Christopher Dorner, now presumed dead after a grisly and protracted series of attacks and a manhunt almost unprecedented in its scope, was a malignant personality.
Since he was a former police officer, one doesn't hear suggestions that his case shows the need for greater gun controls. But one also doesn't hear anyone pointing out that he likely was dangerously insane. That is something to ponder, but if someone in the major media is doing it, I can't find the reference.
Instead--after dangerously insane people killed in Tucson, Aurora and Sandy Hook, among other places--we continue to hear that the problem is the availability of guns.
A Federalist Society paper by Clayton Cramer (requested by Sen. Ted Cruz of Texas) describes the need for reconsideration of the 1970s legislation around the country that deinstitutionalized the mentally ill.

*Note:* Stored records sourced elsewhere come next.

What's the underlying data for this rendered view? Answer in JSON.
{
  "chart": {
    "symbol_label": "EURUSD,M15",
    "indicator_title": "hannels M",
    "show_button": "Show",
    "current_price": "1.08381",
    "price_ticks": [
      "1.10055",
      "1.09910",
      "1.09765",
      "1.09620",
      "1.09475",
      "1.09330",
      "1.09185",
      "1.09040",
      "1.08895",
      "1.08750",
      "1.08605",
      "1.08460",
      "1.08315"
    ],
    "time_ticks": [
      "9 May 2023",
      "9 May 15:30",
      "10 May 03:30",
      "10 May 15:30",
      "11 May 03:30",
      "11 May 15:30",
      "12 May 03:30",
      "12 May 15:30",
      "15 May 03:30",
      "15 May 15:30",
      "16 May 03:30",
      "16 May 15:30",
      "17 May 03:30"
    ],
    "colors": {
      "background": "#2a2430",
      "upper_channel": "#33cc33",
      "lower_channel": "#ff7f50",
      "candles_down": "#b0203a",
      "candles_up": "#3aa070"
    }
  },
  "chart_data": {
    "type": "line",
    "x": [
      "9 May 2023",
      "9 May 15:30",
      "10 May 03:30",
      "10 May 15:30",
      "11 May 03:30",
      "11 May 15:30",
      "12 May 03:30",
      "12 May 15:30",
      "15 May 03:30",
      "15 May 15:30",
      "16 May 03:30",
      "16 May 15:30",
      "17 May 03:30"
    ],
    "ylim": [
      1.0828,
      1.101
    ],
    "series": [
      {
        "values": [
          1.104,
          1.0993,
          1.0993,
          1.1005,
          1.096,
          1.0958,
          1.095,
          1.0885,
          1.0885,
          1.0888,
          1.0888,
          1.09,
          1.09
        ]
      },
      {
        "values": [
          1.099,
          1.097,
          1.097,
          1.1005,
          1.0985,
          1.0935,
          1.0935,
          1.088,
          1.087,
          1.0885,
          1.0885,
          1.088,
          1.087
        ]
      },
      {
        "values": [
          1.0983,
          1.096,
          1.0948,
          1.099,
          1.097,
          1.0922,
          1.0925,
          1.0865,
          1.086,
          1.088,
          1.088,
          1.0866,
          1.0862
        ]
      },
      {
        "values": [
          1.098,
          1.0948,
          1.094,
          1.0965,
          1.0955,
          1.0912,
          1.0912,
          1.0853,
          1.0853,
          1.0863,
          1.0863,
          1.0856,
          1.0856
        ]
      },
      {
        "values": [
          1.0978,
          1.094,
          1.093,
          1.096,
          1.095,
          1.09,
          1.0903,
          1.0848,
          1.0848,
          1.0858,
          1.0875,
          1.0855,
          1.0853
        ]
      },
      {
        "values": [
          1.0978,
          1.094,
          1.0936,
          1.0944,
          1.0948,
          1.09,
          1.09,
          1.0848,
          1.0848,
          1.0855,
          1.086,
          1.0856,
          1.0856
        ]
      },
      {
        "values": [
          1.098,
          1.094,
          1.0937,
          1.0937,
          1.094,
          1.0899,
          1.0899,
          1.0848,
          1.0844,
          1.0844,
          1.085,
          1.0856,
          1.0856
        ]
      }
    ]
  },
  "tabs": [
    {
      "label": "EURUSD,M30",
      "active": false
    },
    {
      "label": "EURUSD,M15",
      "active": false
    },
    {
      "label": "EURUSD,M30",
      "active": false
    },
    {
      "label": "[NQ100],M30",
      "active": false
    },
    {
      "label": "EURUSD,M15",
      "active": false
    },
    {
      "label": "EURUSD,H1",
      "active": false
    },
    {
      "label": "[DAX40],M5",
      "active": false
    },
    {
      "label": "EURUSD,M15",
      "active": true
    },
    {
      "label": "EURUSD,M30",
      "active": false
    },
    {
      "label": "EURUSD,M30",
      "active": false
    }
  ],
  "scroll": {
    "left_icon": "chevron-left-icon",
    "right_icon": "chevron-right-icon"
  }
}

Obviously, some good came from deinstitutionalization, and today we should be doing a better job of caring for mentally ill people in general. But much more attention--close attention--is needed especially for those who pose a danger to themselves and others. This is not a violation of human rights. It is humane common sense for the individuals involved and for society.
Yes, I know you, the reader, probably understand this. But where are the major media?